The health care debate has been rough.
I mean, this issue was too easy to make so hard. Barack Obama campaigned on reform, we saw a lack of organization on the White House part during the summer; we had to deal with the lies and misconceptions of the insurance industry and the GOP over the summer; we had to endure a possible "trigger option" for the sake of a "lovey-dovey" bipartisan bill, which would not be a bipartisan bill; only to have Harry Reid finally deliver. White House Press Secretary, Robert Gibbs statement on the merger of the bills:
The President congratulates Senator Reid and Chairmen Baucus and Dodd for their hard work on health insurance reform. Thanks to their efforts, we're closer than we've ever been to solving this decades-old problem. And while much work remains, the President is pleased that at the progress that Congress has made. He's also pleased that the Senate has decided to include a public option for health coverage, in this case with an allowance for states to opt out. As he said to Congress and the nation in September, he supports the public option because it has the potential to play an essential role in holding insurance companies accountable through choice and competition.

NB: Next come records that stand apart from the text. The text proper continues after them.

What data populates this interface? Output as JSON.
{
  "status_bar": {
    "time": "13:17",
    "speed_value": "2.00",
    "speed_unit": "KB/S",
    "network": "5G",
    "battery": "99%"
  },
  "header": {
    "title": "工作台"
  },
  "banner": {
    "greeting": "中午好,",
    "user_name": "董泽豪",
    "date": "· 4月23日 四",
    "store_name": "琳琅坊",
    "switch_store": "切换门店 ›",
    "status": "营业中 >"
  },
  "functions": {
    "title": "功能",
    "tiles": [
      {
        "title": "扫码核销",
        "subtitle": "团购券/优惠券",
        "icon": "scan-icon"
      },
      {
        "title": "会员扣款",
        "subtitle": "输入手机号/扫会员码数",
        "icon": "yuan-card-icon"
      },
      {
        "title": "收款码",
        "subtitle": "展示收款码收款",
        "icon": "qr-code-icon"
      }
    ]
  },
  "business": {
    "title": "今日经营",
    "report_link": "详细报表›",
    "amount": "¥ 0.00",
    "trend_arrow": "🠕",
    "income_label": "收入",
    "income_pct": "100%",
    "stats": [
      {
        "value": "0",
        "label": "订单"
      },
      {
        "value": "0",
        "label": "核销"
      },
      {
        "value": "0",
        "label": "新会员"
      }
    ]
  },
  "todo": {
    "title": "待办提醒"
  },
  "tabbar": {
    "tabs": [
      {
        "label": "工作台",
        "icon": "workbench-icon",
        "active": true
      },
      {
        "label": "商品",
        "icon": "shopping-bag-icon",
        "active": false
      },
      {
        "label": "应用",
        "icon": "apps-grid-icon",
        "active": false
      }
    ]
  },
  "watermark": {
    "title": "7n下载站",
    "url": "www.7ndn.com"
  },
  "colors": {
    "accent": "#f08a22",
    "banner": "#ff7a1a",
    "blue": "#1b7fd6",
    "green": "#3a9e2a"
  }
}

There will be a public option in the final senate bill, the trigger option is deader than a box of rocks, this means the White House lovey-dovey possible "trigger" with Senator Olympia Snowe is no more, and people can exhale.
A train of thought here. I am worried about our red state folks. Why? Because we don't know how the decision will be made for a state to "opt out", meaning saying no to the public option and allowing the status quo to remain the same. But one good thing is this, how can a governor of a state explain to his constituents that opting out is good for the state? That no competition for rates in their state is good for the constituents of the state? That continuing to allow ONE INSURANCE COMPANY to dominate a state is a good thing? That is a hard sell and I don't care what side of the aisle you sit on, everyone wants good coverage at cheaper, affordable rates.
Majority Leader Harry Reid says health care legislation headed to the Senate floor will include an option for government-run insurance.
Reid says states will have the prerogative of opting out of the program if they choose.
Reid noted that polls show widespread public support for giving the government a role in the overhauled health care system envisioned by President Barack Obama and his allies in Congress.
Meantime, the head of the AFL-CIO said Monday he's willing to consider a tax on high-end health insurance plans to help pay for President Barack Obama's health care overhaul, as long as middle-class workers aren't hurt.
The comments by AFL-CIO President Richard Trumka indicated new flexibility on the issue from a powerful Democratic constituency as House and Senate leaders scramble to finalize sweeping health care legislation. Trumka last month dismissed the proposed insurance plan tax as "outrageous."
The tax is the Senate's preferred method to pay for covering the uninsured, but labor leaders have worried their workers would be affected even though lawmakers were aiming the proposed tax at insurance plans offering the richest benefits — what Obama has called "Cadillac" plans.
"If you show me a definition of a Cadillac plan that hits the Cadillac plans and not the middle class, then we'd take a look at that, of course," Trumka told reporters on a conference call. "If you wanted to tax the Goldman Sachs plans, I think that's fine," he said.
Trumka declined to say at what level he could support the tax. read more here....
Additional information is here and more information on "opt out" is here.